The first relationship involves the positive and negative impacts of health policies, laws, programs, and practices on human rights. The challenge is to negotiate the optimal balance between promoting and protecting public health and promoting and protecting human rights. In order to accomplish this aim, it would be necessary that Governments adequate their national health policies, laws, programs and practices to national and international human rights instruments.The second relationship expresses that violations or lack of fulfillment of any and all human rights have negative effects on physical, mental, and social well-being. This is true in peacetime and in times of conflict and extreme political repression

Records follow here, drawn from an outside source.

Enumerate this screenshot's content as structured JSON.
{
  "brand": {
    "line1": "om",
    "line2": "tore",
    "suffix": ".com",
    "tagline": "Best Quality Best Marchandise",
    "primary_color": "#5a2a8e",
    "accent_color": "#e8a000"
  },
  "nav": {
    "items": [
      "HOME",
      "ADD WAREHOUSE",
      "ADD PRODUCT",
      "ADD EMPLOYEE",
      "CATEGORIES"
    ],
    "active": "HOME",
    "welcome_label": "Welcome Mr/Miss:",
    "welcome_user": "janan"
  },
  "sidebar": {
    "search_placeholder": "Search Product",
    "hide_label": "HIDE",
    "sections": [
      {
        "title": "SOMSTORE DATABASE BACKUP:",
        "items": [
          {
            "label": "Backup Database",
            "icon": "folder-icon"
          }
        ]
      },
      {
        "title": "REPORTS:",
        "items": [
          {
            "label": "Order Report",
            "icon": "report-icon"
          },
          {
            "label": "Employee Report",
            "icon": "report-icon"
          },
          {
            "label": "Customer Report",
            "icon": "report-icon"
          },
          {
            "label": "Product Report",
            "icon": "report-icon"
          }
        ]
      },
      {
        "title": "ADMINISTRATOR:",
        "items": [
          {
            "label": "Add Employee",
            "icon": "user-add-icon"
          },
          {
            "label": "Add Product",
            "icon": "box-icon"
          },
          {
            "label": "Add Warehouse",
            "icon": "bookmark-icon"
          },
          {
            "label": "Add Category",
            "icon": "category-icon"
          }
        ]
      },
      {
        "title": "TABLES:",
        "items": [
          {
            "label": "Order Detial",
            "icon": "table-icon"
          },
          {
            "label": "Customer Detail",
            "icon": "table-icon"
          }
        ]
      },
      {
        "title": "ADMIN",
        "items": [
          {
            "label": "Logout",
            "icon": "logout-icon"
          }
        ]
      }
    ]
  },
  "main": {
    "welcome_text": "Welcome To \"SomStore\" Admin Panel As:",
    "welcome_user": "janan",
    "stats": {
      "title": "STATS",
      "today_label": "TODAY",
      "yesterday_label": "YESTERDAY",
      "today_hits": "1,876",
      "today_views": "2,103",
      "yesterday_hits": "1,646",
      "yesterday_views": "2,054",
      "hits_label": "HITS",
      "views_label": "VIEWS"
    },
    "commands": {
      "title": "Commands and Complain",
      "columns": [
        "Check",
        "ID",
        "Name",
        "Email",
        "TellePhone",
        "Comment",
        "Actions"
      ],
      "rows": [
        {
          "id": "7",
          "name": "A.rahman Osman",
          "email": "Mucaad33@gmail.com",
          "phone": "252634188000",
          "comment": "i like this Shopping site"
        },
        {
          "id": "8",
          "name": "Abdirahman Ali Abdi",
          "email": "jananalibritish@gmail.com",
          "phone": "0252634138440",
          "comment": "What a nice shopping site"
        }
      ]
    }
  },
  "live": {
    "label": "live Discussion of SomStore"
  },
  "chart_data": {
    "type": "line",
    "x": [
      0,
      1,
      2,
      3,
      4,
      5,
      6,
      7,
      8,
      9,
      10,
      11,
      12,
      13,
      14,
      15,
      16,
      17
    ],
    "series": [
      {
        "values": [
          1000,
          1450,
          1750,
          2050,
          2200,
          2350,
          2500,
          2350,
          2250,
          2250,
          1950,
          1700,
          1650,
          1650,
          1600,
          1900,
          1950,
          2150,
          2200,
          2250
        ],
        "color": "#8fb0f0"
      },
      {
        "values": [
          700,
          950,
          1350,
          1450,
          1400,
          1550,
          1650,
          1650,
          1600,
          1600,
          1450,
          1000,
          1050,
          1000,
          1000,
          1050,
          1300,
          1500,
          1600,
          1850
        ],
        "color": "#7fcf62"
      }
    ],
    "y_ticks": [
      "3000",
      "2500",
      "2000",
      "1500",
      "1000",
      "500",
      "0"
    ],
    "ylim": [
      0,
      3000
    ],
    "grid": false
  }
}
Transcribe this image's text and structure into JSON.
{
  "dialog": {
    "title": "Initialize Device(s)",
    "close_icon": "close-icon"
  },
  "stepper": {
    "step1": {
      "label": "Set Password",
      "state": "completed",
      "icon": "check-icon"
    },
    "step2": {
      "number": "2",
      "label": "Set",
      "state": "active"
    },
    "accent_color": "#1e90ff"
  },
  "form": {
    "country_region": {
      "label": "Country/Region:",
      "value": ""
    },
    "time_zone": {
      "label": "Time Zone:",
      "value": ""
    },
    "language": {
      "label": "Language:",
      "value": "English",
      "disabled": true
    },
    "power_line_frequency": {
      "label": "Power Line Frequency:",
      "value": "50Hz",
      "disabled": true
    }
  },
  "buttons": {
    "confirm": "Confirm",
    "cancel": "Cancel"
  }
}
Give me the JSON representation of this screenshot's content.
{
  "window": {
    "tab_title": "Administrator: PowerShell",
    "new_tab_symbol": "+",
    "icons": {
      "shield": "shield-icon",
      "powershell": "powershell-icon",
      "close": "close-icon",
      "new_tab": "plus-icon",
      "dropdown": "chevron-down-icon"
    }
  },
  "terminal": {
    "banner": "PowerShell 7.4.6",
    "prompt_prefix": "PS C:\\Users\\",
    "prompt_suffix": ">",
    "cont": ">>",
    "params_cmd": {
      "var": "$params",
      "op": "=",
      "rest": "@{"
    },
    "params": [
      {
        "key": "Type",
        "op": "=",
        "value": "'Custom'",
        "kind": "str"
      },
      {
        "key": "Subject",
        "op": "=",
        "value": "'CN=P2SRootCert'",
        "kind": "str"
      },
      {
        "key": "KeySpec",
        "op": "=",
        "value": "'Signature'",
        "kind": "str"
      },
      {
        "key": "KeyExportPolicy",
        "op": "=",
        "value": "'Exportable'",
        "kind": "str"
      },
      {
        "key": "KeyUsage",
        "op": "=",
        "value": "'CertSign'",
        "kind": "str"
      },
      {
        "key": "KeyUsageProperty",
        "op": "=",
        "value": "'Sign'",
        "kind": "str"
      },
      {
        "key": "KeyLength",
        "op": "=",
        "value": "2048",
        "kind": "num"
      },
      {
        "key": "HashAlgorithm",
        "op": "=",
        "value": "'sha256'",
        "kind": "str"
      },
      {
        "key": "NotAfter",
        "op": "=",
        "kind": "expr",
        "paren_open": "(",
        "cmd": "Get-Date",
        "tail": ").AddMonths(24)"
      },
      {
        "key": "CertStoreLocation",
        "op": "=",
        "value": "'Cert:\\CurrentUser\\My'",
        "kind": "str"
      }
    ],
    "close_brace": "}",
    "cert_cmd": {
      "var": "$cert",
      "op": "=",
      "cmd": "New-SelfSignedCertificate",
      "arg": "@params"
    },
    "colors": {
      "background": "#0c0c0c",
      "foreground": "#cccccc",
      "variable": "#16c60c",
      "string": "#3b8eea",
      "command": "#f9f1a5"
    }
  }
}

The third relationship, is the unavoidable connection between health and human rights. The central idea of the health and human rights approach is that health and human rights act in synergy. Promoting and protecting health requires explicit and concrete efforts to promote and protect human rights and dignity. In addition, greater fulfillment of human rights requires sound attention to health and to its societal determinants. In other words, the enjoyment of health is necessary for exercising human rights; and at the same time, exercising human rights positively contributes to the enjoyment of health. For example, the enjoyment of physical and mental health is essential for exercising the right to work; and at the same time, exercising the right to work contributes positively to the enjoyment of physical and mental health.